Cite as: http://hdl.handle.net/11858/00-001M-0000-0010-6F1A-0
Abstract

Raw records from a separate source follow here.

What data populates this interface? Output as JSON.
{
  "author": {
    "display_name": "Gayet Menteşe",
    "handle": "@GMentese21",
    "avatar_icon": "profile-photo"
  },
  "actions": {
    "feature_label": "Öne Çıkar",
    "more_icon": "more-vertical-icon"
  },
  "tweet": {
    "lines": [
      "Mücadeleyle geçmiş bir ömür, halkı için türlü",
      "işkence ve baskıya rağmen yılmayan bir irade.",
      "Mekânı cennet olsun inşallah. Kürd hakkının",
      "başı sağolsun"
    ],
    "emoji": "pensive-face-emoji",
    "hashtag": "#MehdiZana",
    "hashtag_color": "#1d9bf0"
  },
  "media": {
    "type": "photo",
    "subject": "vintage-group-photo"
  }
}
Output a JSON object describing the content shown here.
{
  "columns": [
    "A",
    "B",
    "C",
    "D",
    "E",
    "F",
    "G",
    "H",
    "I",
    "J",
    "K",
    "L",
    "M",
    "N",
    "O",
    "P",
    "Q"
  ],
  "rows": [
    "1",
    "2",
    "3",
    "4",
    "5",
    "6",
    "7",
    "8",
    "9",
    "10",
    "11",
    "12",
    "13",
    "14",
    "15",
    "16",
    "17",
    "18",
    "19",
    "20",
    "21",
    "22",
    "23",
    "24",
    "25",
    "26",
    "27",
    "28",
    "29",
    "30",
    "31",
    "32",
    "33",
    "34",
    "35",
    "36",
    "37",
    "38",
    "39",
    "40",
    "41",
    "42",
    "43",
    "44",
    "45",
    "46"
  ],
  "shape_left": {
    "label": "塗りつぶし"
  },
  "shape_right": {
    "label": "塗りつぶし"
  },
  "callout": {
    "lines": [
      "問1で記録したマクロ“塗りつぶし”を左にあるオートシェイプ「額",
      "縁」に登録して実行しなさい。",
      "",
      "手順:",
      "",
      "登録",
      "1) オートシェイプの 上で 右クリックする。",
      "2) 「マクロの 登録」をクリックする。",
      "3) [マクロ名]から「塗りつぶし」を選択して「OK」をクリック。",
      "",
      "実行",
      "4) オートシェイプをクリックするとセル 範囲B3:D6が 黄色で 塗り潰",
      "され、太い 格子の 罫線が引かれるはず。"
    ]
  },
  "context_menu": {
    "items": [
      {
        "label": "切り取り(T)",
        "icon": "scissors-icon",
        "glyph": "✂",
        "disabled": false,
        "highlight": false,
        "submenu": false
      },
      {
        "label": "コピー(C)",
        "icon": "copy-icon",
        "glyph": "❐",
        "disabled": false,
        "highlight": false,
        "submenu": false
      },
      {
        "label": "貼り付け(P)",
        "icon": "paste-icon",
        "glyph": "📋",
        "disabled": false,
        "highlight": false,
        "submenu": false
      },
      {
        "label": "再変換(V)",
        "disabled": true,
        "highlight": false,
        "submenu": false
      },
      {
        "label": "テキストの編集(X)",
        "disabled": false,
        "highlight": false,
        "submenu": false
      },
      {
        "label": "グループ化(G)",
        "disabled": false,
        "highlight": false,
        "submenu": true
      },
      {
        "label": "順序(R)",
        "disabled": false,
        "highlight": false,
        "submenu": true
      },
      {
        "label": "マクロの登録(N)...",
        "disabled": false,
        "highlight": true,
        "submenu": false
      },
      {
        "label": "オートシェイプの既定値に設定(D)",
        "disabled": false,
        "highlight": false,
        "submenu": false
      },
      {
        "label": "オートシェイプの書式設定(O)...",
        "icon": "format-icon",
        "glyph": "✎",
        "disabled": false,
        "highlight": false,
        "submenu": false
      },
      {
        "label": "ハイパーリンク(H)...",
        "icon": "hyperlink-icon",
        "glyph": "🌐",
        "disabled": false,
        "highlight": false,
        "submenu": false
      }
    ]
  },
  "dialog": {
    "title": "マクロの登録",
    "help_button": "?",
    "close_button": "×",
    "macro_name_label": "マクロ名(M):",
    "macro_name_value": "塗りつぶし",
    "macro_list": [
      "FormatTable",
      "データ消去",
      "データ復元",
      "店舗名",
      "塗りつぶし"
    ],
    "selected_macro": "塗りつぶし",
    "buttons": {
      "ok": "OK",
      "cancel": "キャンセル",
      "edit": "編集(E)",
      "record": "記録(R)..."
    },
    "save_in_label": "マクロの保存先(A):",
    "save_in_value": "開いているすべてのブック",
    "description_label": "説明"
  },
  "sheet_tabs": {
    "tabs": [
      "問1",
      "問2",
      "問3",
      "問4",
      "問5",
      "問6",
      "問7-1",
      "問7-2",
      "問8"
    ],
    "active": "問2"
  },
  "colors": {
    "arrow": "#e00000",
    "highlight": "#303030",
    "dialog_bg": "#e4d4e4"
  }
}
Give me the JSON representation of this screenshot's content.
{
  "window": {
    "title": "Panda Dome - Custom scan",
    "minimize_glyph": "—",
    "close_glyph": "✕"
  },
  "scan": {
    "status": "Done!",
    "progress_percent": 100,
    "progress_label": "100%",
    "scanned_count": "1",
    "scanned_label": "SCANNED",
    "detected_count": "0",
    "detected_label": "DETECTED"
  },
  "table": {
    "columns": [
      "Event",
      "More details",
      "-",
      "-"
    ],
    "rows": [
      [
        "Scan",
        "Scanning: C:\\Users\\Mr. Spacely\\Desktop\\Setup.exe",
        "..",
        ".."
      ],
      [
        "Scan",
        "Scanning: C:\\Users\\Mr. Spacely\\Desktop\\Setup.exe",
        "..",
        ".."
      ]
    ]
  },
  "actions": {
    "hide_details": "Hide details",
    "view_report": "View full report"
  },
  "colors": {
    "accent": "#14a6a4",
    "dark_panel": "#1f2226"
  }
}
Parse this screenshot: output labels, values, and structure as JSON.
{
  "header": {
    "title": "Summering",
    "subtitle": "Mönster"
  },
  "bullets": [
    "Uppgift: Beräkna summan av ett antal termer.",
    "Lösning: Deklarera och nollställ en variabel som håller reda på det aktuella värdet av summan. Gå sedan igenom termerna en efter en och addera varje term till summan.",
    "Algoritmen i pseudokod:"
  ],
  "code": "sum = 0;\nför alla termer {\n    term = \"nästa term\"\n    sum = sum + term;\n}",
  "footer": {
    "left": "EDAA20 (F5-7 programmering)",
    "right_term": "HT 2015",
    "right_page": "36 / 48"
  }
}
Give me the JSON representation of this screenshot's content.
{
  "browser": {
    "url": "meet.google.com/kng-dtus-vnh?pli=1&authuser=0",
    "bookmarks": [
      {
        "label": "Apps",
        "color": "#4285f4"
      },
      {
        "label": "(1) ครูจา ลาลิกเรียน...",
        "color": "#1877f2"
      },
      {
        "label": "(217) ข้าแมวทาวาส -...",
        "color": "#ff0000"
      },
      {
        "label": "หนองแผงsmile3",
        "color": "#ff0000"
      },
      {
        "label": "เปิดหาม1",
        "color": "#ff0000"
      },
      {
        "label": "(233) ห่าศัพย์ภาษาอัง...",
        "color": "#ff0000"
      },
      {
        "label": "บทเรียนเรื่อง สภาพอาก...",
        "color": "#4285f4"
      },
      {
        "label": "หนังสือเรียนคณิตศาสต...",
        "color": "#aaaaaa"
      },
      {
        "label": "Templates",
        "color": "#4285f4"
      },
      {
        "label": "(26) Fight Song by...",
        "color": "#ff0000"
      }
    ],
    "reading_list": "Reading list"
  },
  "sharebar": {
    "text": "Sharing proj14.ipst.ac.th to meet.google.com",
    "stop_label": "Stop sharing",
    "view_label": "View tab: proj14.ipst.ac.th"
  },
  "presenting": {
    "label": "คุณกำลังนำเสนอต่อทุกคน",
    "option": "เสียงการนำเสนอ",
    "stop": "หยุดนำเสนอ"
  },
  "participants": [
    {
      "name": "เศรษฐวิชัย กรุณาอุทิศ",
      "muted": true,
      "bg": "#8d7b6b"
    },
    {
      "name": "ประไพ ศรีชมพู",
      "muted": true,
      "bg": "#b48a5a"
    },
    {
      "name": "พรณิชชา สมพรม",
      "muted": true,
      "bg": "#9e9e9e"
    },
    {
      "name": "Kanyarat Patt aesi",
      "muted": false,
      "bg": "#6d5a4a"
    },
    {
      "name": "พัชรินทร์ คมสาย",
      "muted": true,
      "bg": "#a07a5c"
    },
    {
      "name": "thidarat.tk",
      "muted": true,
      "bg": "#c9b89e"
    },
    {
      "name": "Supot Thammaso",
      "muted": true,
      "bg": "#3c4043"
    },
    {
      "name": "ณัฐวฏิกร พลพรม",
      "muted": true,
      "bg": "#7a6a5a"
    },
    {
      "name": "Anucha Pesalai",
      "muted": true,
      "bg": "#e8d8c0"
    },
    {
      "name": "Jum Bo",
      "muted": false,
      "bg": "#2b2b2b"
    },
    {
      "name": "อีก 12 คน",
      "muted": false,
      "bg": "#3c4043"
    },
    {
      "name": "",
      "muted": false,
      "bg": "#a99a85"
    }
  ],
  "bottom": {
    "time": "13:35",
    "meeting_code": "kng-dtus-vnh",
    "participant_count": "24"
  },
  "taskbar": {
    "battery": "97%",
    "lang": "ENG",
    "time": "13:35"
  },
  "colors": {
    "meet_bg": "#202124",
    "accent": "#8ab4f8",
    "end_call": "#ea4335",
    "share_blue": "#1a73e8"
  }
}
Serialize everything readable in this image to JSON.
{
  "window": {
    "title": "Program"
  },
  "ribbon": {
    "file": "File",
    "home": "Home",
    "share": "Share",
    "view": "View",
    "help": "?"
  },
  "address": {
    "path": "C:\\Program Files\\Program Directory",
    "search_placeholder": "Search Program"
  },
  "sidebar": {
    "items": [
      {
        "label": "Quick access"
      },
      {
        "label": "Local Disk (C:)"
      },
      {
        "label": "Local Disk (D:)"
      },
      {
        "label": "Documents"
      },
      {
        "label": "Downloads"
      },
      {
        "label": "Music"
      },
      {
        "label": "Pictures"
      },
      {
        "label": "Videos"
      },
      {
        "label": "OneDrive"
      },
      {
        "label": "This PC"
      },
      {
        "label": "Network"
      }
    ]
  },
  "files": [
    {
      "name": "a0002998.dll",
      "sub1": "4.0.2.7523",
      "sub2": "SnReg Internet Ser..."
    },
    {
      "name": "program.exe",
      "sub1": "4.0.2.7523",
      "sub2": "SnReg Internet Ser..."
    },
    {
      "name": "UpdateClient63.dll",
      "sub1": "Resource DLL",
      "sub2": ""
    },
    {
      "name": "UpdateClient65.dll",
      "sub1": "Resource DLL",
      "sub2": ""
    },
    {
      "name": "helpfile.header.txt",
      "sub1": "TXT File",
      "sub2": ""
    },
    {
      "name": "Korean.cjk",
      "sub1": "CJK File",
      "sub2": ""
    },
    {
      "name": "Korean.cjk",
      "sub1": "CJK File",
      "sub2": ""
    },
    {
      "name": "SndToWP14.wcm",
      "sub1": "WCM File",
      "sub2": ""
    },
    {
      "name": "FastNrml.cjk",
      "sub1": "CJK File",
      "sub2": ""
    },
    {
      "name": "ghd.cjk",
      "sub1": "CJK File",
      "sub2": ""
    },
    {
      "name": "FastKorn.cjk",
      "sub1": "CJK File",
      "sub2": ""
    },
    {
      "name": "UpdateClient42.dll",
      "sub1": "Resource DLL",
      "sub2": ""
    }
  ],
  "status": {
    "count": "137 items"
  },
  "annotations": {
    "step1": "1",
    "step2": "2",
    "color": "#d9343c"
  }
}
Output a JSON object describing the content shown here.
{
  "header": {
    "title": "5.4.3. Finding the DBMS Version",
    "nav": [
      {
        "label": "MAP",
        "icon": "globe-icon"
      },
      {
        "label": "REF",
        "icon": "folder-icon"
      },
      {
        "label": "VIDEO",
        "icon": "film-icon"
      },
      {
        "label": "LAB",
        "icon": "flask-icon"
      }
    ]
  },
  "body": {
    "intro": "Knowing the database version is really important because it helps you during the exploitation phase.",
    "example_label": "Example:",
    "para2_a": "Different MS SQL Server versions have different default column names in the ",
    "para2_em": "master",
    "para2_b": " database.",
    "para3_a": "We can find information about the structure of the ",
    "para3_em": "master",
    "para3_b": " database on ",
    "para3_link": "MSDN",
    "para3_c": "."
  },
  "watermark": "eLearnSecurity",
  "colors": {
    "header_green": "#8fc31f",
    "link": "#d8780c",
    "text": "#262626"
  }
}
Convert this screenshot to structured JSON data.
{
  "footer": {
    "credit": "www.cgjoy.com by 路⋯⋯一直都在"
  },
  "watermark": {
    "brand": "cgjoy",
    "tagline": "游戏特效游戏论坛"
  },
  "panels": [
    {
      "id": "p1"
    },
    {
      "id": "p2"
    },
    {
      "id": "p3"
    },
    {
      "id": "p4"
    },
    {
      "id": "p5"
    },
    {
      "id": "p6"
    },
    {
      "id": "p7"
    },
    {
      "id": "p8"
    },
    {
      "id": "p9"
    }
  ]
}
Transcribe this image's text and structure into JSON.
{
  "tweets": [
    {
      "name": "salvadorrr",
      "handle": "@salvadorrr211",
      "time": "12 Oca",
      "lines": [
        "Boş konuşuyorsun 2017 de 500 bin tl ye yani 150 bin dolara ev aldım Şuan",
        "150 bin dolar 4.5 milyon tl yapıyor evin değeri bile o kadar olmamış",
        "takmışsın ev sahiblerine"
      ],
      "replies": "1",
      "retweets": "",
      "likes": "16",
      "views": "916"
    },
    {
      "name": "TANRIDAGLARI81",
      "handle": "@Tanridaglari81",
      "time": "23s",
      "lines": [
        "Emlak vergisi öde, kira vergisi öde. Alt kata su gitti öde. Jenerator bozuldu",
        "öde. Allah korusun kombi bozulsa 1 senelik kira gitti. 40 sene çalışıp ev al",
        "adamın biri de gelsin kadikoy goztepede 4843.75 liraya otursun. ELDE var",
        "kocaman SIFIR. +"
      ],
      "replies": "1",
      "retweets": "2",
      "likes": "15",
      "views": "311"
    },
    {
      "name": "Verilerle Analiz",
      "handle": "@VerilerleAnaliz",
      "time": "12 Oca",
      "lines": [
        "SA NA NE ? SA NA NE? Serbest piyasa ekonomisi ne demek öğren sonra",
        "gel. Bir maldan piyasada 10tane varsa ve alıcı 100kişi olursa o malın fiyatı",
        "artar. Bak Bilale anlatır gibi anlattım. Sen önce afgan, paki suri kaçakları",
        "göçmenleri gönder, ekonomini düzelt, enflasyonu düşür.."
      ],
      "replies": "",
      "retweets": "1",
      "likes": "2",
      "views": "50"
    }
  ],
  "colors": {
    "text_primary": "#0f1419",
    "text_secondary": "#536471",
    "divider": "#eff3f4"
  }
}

Screening of 18 suspension plant cell cultures of taxonomically distant species revealed that a methyl jasmonate hydrolysing enzyme activity (0.21-5.67 pkat/mg) occurs in all species so far analysed. The methyl jasmonate hydrolysing esterase was purified from cell cultures of Lycopersicon esculentum using a five-step procedure including anion-exchange chromatography, gel-filtration and chromatography on hydroxylapatite. The esterase was purified 767-fold to give an almost homogenous protein in a yield of 2.2%. The native enzyme exhibited a M-r of 26 kDa (gel-filtration chromatography), which was similar to the M-r determined by SDS-PAGE and MALDI-TOF analysis (M-r of 28547 kDa). Enzyme kinetics revealed a K-m value of 15 muM and a V-max value of 7.97 nkat/mg, an pH optimum of 9.0 and a temperature optimum of 40 degreesC. The enzyme also efficiently hydrolyzed methyl esters of abscisic acid, indole-3-acetic acid, and fatty acids. In contrast, methyl esters of salicylic acid, benzoic acid and cinnamic acid were only poor substrates for the enzyme. N-Methylmaleimide, iodacetamide, bestatin and pepstatin (inhibitors of thiol-, metal- and carboxyproteases, respectively) did not inactivate the enzyme while a serine protease inhibitor, phenylmethylsulfonyl fluoride, at a concentration of 5 mM led to irreversible and complete inhibition of enzyme activity. Proteolysis of the pure enzyme with endoproteinase LysC revealed three peptide fragments with 11-14 amino acids. N-Terminal sequencing yielded an additional peptide fragment with 10 amino acids. Sequence alignment of these fragments showed high homologies to certain plant esterases and hydroxynitrile lyases that belong to the alpha/beta hydrolase fold protein superfamily. (C) 2002 Published by Elsevier Science Ltd.